Exercise description.
I would like every line of the records below that contains the word "title" copied.

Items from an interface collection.
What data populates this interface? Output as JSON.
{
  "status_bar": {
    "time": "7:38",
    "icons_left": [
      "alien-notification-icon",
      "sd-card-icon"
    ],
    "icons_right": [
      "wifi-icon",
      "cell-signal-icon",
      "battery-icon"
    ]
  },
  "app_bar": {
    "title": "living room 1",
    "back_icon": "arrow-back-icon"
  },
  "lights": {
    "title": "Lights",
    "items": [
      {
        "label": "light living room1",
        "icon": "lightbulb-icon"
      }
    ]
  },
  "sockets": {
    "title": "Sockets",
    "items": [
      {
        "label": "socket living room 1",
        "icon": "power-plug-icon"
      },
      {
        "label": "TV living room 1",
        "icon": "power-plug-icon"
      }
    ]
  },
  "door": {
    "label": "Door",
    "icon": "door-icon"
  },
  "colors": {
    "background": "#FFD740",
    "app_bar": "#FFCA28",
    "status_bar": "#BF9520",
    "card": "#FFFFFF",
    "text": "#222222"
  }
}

Reply.
    "title": "living room 1",
    "title": "Lights",
    "title": "Sockets",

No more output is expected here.